The first non-Angry Birds game in more than two years from Rovio Entertainment hit No. 1 on download charts on Thursday, showing the Finnish startup behind the world-famous gaming franchise was more than a one-hit wonder.
An image of the popular video game Angry Birds is displayed on an iPod Touch. AFP
Rovio, the maker of Angry Birds games - in which players use a slingshot to attack pigs who steal the birds' eggs - has been valued by analysts at $6 billion to $9 billion, roughly on par with struggling cross-town phone maker Nokia .
Rovio's new puzzle game, Amazing Alex, became the No 1 paid app on the key United States app store shortly after the launch.
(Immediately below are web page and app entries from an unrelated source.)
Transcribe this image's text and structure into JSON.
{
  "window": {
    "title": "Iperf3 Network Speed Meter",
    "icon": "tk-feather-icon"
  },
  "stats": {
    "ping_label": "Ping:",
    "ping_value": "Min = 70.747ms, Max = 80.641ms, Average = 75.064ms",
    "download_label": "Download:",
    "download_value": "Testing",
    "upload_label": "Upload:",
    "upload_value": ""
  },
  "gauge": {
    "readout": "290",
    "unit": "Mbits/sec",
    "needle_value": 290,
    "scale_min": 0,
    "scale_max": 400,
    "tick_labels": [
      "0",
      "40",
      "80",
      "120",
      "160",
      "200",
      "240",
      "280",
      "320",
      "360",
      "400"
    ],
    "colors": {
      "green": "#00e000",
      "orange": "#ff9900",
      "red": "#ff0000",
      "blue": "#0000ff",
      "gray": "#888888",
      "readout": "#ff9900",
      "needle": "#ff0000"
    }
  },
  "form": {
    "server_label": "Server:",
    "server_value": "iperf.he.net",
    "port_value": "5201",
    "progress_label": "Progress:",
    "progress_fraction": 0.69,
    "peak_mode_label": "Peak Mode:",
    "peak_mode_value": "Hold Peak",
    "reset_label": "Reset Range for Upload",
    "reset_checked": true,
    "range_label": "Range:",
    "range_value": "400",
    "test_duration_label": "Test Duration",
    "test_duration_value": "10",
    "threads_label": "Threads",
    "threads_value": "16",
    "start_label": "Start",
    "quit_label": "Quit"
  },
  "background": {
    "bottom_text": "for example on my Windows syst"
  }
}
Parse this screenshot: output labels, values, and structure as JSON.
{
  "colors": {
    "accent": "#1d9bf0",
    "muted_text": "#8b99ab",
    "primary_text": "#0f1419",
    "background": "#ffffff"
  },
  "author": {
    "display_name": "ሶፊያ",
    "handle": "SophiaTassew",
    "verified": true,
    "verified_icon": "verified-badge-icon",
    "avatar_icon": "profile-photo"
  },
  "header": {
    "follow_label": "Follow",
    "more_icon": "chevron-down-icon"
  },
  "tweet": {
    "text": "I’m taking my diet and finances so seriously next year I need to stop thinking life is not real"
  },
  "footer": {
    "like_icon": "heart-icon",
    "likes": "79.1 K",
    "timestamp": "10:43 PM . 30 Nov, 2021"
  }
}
Amazing Alex is a physics-based game that features challenges that curious boy Alex has to solve.
"Launching new franchises has turned out to be tough for even the most successful app vendors, but Amazing Alex reached the Number One position in the iPhone Paid App chart in eight hours," said analyst Tero Kuittinen from Finnish mobile firm Alekstra.
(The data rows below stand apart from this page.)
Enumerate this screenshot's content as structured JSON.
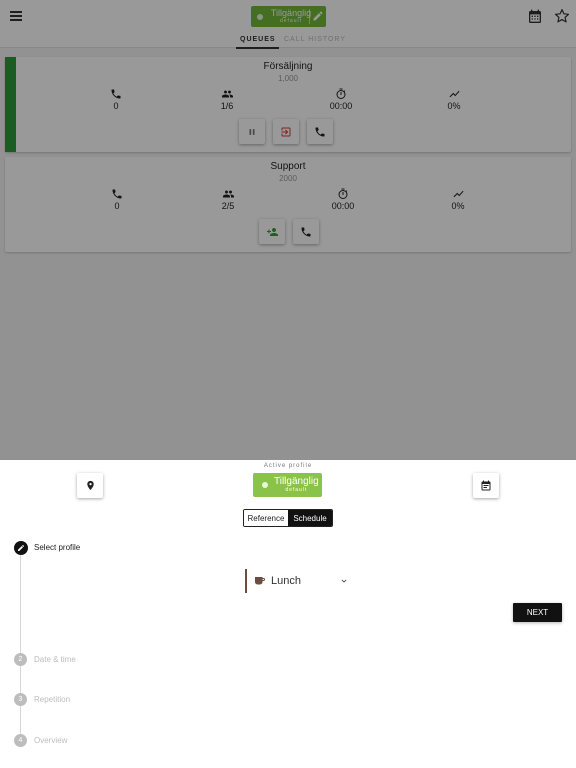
{
  "header": {
    "status": {
      "label": "Tillgänglig",
      "sublabel": "default",
      "color": "#72b83a"
    },
    "icons": [
      "menu-icon",
      "pencil-icon",
      "calendar-icon",
      "star-icon"
    ]
  },
  "tabs": [
    {
      "label": "QUEUES",
      "active": true
    },
    {
      "label": "CALL HISTORY",
      "active": false
    }
  ],
  "queues": [
    {
      "name": "Försäljning",
      "number": "1,000",
      "accent_color": "#2e9a3e",
      "stats": {
        "calls": "0",
        "agents": "1/6",
        "wait_time": "00:00",
        "rate": "0%"
      },
      "actions": [
        "pause-icon",
        "logout-icon",
        "phone-icon"
      ]
    },
    {
      "name": "Support",
      "number": "2000",
      "stats": {
        "calls": "0",
        "agents": "2/5",
        "wait_time": "00:00",
        "rate": "0%"
      },
      "actions": [
        "add-person-icon",
        "phone-icon"
      ]
    }
  ],
  "sheet": {
    "active_profile_label": "Active profile",
    "status": {
      "label": "Tillgänglig",
      "sublabel": "default",
      "color": "#8bc34a"
    },
    "toggle": {
      "reference": "Reference",
      "schedule": "Schedule",
      "selected": "Schedule"
    },
    "steps": [
      {
        "number": "",
        "label": "Select profile",
        "active": true
      },
      {
        "number": "2",
        "label": "Date & time",
        "active": false
      },
      {
        "number": "3",
        "label": "Repetition",
        "active": false
      },
      {
        "number": "4",
        "label": "Overview",
        "active": false
      }
    ],
    "profile_select": {
      "value": "Lunch",
      "accent_color": "#6d4c41"
    },
    "next_button": "NEXT"
  }
}
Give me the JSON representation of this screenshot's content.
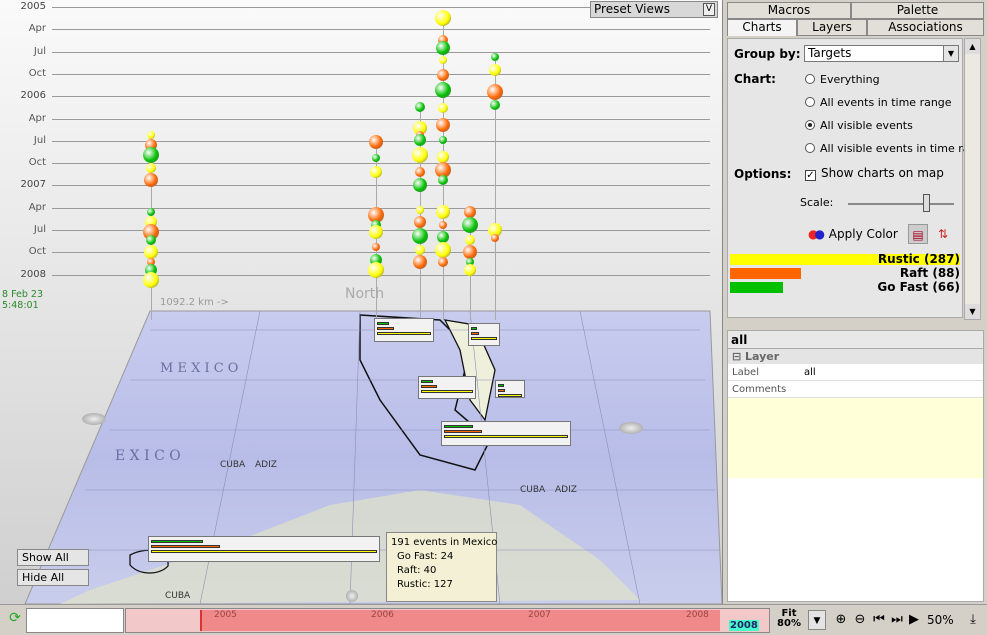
{
  "timeline": {
    "y_labels": [
      {
        "text": "2005",
        "year": true
      },
      {
        "text": "Apr"
      },
      {
        "text": "Jul"
      },
      {
        "text": "Oct"
      },
      {
        "text": "2006",
        "year": true
      },
      {
        "text": "Apr"
      },
      {
        "text": "Jul"
      },
      {
        "text": "Oct"
      },
      {
        "text": "2007",
        "year": true
      },
      {
        "text": "Apr"
      },
      {
        "text": "Jul"
      },
      {
        "text": "Oct"
      },
      {
        "text": "2008",
        "year": true
      }
    ],
    "date_line1": "8 Feb 23",
    "date_line2": "5:48:01",
    "distance": "1092.2 km ->",
    "north": "North",
    "preset_views": "Preset Views",
    "preset_arrow": "V"
  },
  "map": {
    "labels": [
      "M E X I C O",
      "E X I C O",
      "CUBA",
      "ADIZ",
      "CUBA",
      "ADIZ",
      "CUBA"
    ],
    "colors": {
      "rustic": "#ffff00",
      "raft": "#ff6600",
      "gofast": "#00c000"
    },
    "show_all": "Show All",
    "hide_all": "Hide All",
    "tooltip": {
      "title": "191 events in Mexico",
      "lines": [
        "Go Fast: 24",
        "Raft: 40",
        "Rustic: 127"
      ]
    }
  },
  "panel": {
    "tabs_top": [
      "Macros",
      "Palette"
    ],
    "tabs_bottom": [
      "Charts",
      "Layers",
      "Associations"
    ],
    "group_by_label": "Group by:",
    "group_by_value": "Targets",
    "chart_label": "Chart:",
    "chart_options": [
      "Everything",
      "All events in time range",
      "All visible events",
      "All visible events in time ra..."
    ],
    "chart_selected": 2,
    "options_label": "Options:",
    "show_charts": "Show charts on map",
    "scale_label": "Scale:",
    "apply_color": "Apply Color",
    "legend": [
      {
        "label": "Rustic (287)",
        "value": 287,
        "color": "#ffff00"
      },
      {
        "label": "Raft (88)",
        "value": 88,
        "color": "#ff6600"
      },
      {
        "label": "Go Fast (66)",
        "value": 66,
        "color": "#00c000"
      }
    ]
  },
  "props": {
    "title": "all",
    "section": "Layer",
    "rows": [
      {
        "key": "Label",
        "value": "all"
      },
      {
        "key": "Comments",
        "value": ""
      }
    ]
  },
  "bottom": {
    "ticks": [
      "2005",
      "2006",
      "2007",
      "2008"
    ],
    "end_label": "2008",
    "fit_line1": "Fit",
    "fit_line2": "80%",
    "zoom": "50%"
  }
}
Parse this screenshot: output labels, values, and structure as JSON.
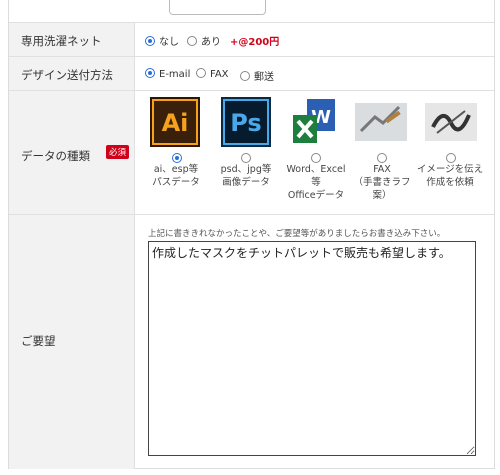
{
  "rows": {
    "laundry_net": {
      "label": "専用洗濯ネット",
      "options": [
        {
          "label": "なし",
          "selected": true
        },
        {
          "label": "あり",
          "selected": false
        }
      ],
      "price": "+@200円"
    },
    "design_send": {
      "label": "デザイン送付方法",
      "options": [
        {
          "label": "E-mail",
          "selected": true
        },
        {
          "label": "FAX",
          "selected": false
        },
        {
          "label": "郵送",
          "selected": false
        }
      ]
    },
    "data_type": {
      "label": "データの種類",
      "required_badge": "必須",
      "icons": {
        "ai": "Ai",
        "ps": "Ps",
        "word": "W"
      },
      "options": [
        {
          "line1": "ai、esp等",
          "line2": "パスデータ",
          "line3": "",
          "selected": true
        },
        {
          "line1": "psd、jpg等",
          "line2": "画像データ",
          "line3": "",
          "selected": false
        },
        {
          "line1": "Word、Excel",
          "line2": "等",
          "line3": "Officeデータ",
          "selected": false
        },
        {
          "line1": "FAX",
          "line2": "（手書きラフ",
          "line3": "案）",
          "selected": false
        },
        {
          "line1": "イメージを伝え",
          "line2": "作成を依頼",
          "line3": "",
          "selected": false
        }
      ]
    },
    "request": {
      "label": "ご要望",
      "hint": "上記に書ききれなかったことや、ご要望等がありましたらお書き込み下さい。",
      "value": "作成したマスクをチットパレットで販売も希望します。"
    }
  }
}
"This is the fastest time to hit the Number One position in America - without help from being a sequel, a movie tie-in or an extension of an existing brand."
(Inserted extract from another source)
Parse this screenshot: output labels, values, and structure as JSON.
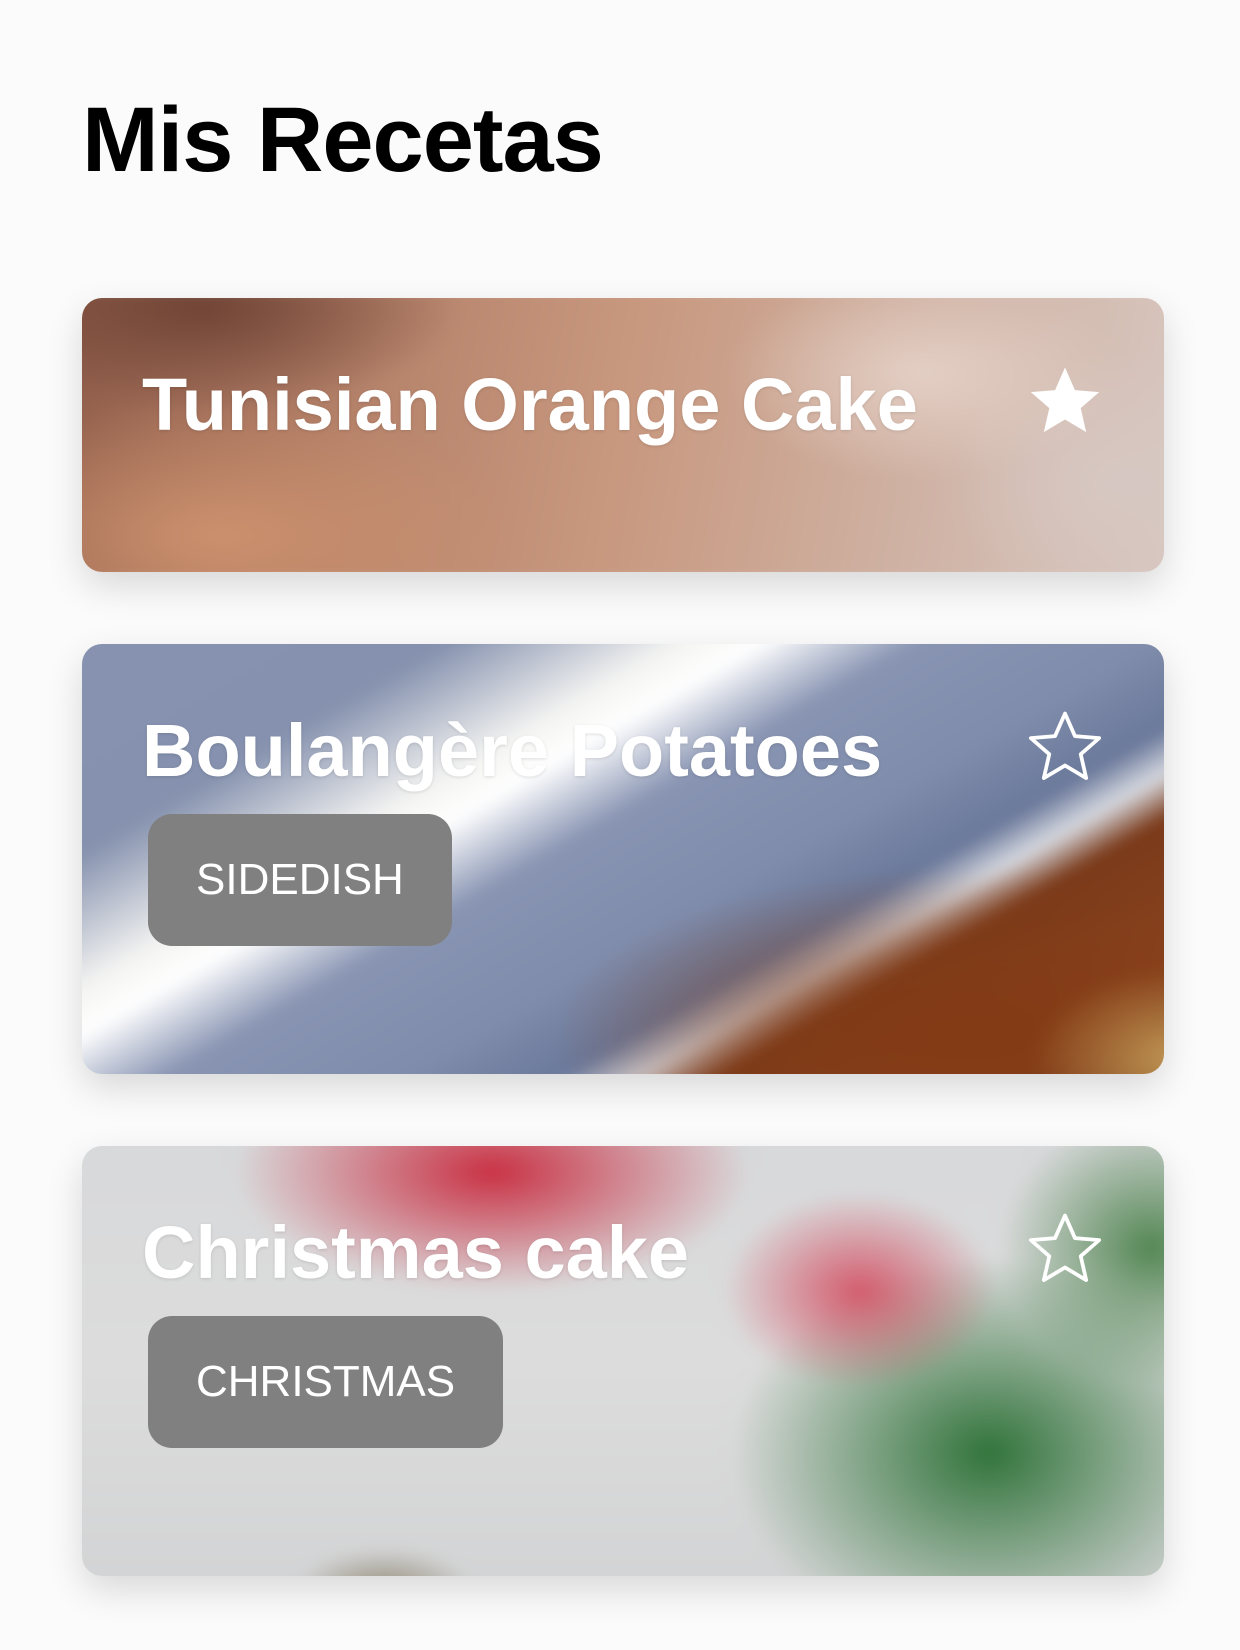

Rovio, founded in 2003, became a global phenomenon after it launched Angry Birds for Apple Inc's iPhone in late 2009 and has since focused on turning out sequels of the original hit.
This has helped it to remain at the top of gaming charts, with more than a billion downloads, and it had 200 million monthly users at the end of 2011, compared with U.S.-based Zynga Inc's 240 million.
Rovio's sales jumped 10-fold to $100 million last year as gamers flocked to download its titles and the firm has said it was considering going public.
Last year, Rovio raised $42 million from venture capital firms, including Accel Partners, which previously backed Facebook and Baidu, and Skype founder Niklas Zennstroem's venture capital firm, Atomico Ventures.
Nokia shares closed at 1.548 euros on Thursday, valuing the company at 5.8 billion euros.